The finding, by Prof. Israel Hershkovitz, the Tassia and Dr. Joseph Meychan Chair for the History and Philosophy of Medicine at the Department of Anatomy and Anthropology at TAU’s Sackler Faculty of Medicine and Head of The Dan David Laboratory for the Search and Study of Modern Humans at the Steinhardt Museum of Natural History and National Research Center, was published in Nature this week.
A new light on our ancestors
“The morphology of the skull indicates that it is that of a modern human of African origin, bearing characteristics of early European Upper Palaeolithic populations. This suggests that the Levantine populations were ancestral to earlier European populations,” said Prof. Hershkovitz. “This study also provides important clues regarding the likely inbreeding between anatomically modern humans and Neanderthals.”

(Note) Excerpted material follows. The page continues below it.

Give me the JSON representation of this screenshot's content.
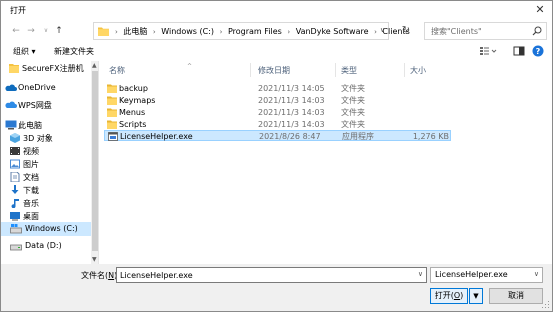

The Manot Cave, where the skull was unearthed, was discovered accidentally in 2008 when a bulldozer struck the cave roof, revealing a time capsule tens of thousands of years old. “This is a goldmine,” said Prof. Hershkovitz. “Most other caves are ‘disturbed caves,’ but this is untouched, frozen in time — truly an amazing find. Among other artefacts found there, the skull, which we dated to 55,000 years ago using uranium thorium methods, was astonishing. It provides insight into the beginnings of the dispersal of modern humans all over the world.”
According to Prof. Hershkovitz, the skull disproves two major narratives: that all modern human populations are linked to migrations out of Africa 100,000 years ago, and that early European Upper Paleolithic populations interbred with local European Neanderthals. Instead the skull indicates that modern humans met and interbred with Neanderthals in Israel, only to later pass on their genes to the rest of the world. Considering Europe was in the last Ice Age period, its harsh climate rendered it generally inhospitable, so humans from the Levant moved first to Asia, and only later (45,000 ago) to Europe.
Sorting out the contradictions
“This was a wonderful scenario, but there was one problem,” said Prof. Hershkovitz. “Geneticists discovered that present-day human populations were linked to a group of African modern humans who started migrating 70,000 years ago. Accordingly, all previous migrations of modern humans out of Africa were presumed to have reached a dead end, contributing nothing to present-day human life. But this was a prediction based on genetic studies only. No fossils to be found anywhere to back it up.”
The first physical evidence that modern man left Africa 70,000 years ago, stopped in Israel, then moved afterward to Europe came in the form of the newly discovered Manot skull. “This skull dates back 55,000 years, a critical time period,” said Prof. Hershkovitz. “If modern humans indeed moved from Africa 70,000 years ago to Israel, this skull means they settled in the Levant for a long period of time, before moving to Europe (45,000 years ago).
“When we analysed the morphology of Manot skull, we made two important discoveries. First, we found African affinities, confirming that the Manot population originated in Africa. Second, we noted many morphological peculiarities akin to early Upper Paleolitic populations in Europe, which suggest ancestral connections to earlier European populations. All of this confirms that people in Manot came from Africa, stayed in Israel for several thousand years, and later, when weather conditions improved, moved to Europe. The Manot people are indeed the ancestors of European populations.”
A further critical finding was the apparent communication and interbreeding between the local Neanderthals and the Manot Homo sapiens in the Levant — not in Europe, as some anthropologists previously hypothesized. “When the Manot people came to Israel, they encountered a flourishing population of Neanderthals, with whom they must have communicated, shared tools and interbred with,” said Prof. Hershkovitz. “According to our analysis of the skull, which bears a complex mix of archaic and modern characteristics, this was probably the only place on earth where Neanderthals and anatomically modern humans lived side by side for a long period of time.”